Crawfish Resturant


Crawfish season in New Orleans is an annual happening in neighborhoods and restaurants all over town, and it’s met with an anticipation usually reserved for Mardi Gras. Takeout spots offer crawfish spiced and boiled by the pound, and local bars simmer the popular mudbugs on rotating nights of the week. More refined crawfish eats—everything from crawfish étouffée to gumbo to macaroni and cheese with crawfish—are served at restaurants everywhere.


Big Fisherman Seafood (3301 Magazine Street) is takeout only, a no-frills shop conveniently located on Magazine Street near tons of shopping and bars. Get beers at Breaux Mart next door, and head to the park out back for a picnic.

BOIL Seafood (3340 Magazine Street) is family owned and specializes in Viet-Cajun flavors.

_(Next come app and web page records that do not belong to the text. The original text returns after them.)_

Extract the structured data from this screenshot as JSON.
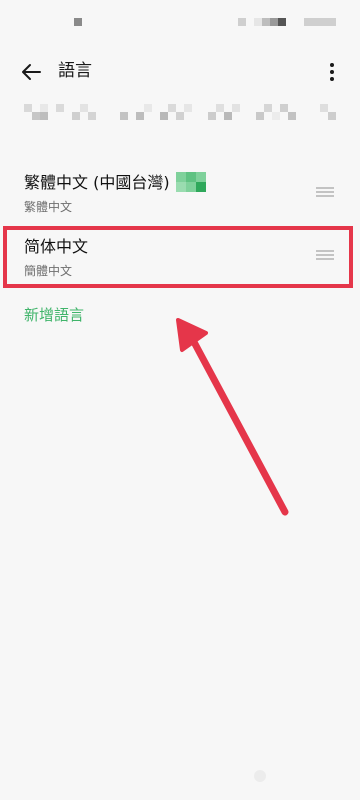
{
  "app_bar": {
    "title": "語言",
    "back_icon": "arrow-left-icon",
    "more_icon": "more-vertical-icon"
  },
  "languages": [
    {
      "name": "繁體中文 (中國台灣)",
      "native": "繁體中文",
      "flag_color": "#3fb46a"
    },
    {
      "name": "简体中文",
      "native": "簡體中文"
    }
  ],
  "add_language_label": "新增語言",
  "colors": {
    "accent": "#3fb46a",
    "highlight": "#e5364a",
    "background": "#f7f7f7"
  }
}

Get crawfish and all kinds of other seafood with Vietnamese, Cajun, garlic, or Caribbean spices.

Uptown in Riverbend, Cooter Brown’s (509 South Carrollton Avenue) has been dishing up sports, cold beer and seafood since 1977. Boiled crawfish is served in season—around $10 plus tax for two pounds, including sides.

Cosimo’s (1201 Burgundy Street), a friendly local dive bar in the French Quarter, does weekly Tuesday boils for around $8 per plate. 

Harbor Seafood & Oyster Bar (3201 Williams Boulevard, Kenner), situated not far from the airport, has a fresh seafood market on one side and a family-friendly casual restaurant on the other. It’s a great place for fresh oysters and all kinds of boiled seafood at budget prices.

The Maple Leaf (8316 Oak Street) Uptown offers crawfish boils most Sundays courtesy of Seither’s Seafood in Harahan. Maple Leaf is a legendary live music venue, so expect some fine tunes while you pick.

Mid-City Yacht Club (440 South St. Patrick Street) hosts $6-a-plate boils most Fridays during the season. There is a wide selection of beers on tap and in the can, ideal for pairing with these spicy bites.

North Broad Seafood (1901 North Broad Street) is a grab-and-go family-owned store that does great boiled seafood along with gumbo, red beans, and po-boys.

R Bar (1431 Royal Street), a popular Marigny watering hole steps from Frenchmen Street, boils crawfish most Fridays at no charge, but tipping the chef is a must.

Schaefer & Rusich Seafood (1726 Lake Avenue) is Vega-Knoll’s go-to for crawfish, close to her restaurant and home in Bucktown. Serving locals seafood for more than 50 years, this is a strictly takeaway spot. 

Crawfish Resturant


Crawfish Grillades

Serves 10

  • 2 pounds crawfish tails
  • ¼ pound butter
  • ¼ cup blended oil
  • 4 cups white onion, finely diced
  • 2 cups celery, finely diced
  • 2 cups bell pepper, finely diced
  • 2 ½ pounds cremini mushrooms, quartered
  • ½ cup brandy
  • ¼ cup flour
  • 1 28-ounce can chopped tomatoes
  • 2 tablespoons Worcestershire sauce
  • 2 tablespoons fresh tarragon, chopped
  • 2 cups veal stock
  • 2 cups chicken stock
  • 2 bay leaves
  • 1 tablespoon salt
  • ½ tablespoon black pepper
  • ½ tablespoon Tabasco

In a large pot over medium-high heat, add oil and butter. When the pan is hot, add onion, celery, bell pepper, mushrooms, and garlic, and cook until translucent. Deglaze with brandy. Add flour and combine. Cover the pot for five minutes until vegetables are tender. Add Worcestershire sauce, tomatoes, Tabasco, tarragon, bay leaves, veal stock, and chicken stock. Reduce by half. Add crawfish tails to warm through. Serve over white cheddar grits, and top with more fresh tarragon.


White Cheddar Grits

  • 4 cups whole milk
  • 1 cup heavy cream
  • 1 cup water
  • ¼ pound butter
  • 1 ½ cups grits
  • 2 ½ ounces cream cheese
  • 1 cup white cheddar cheese, grated
  • salt

In a large saucepan over medium-low heat, add milk, cream and butter. Bring to a simmer. Whisk in the grits, stirring frequently until tender. Fold in cream cheese and white cheddar cheese. Season with salt to taste.


Recipes courtesy of Chef Alison Vega-Knoll, Station 6 Seafood & Oyster Bar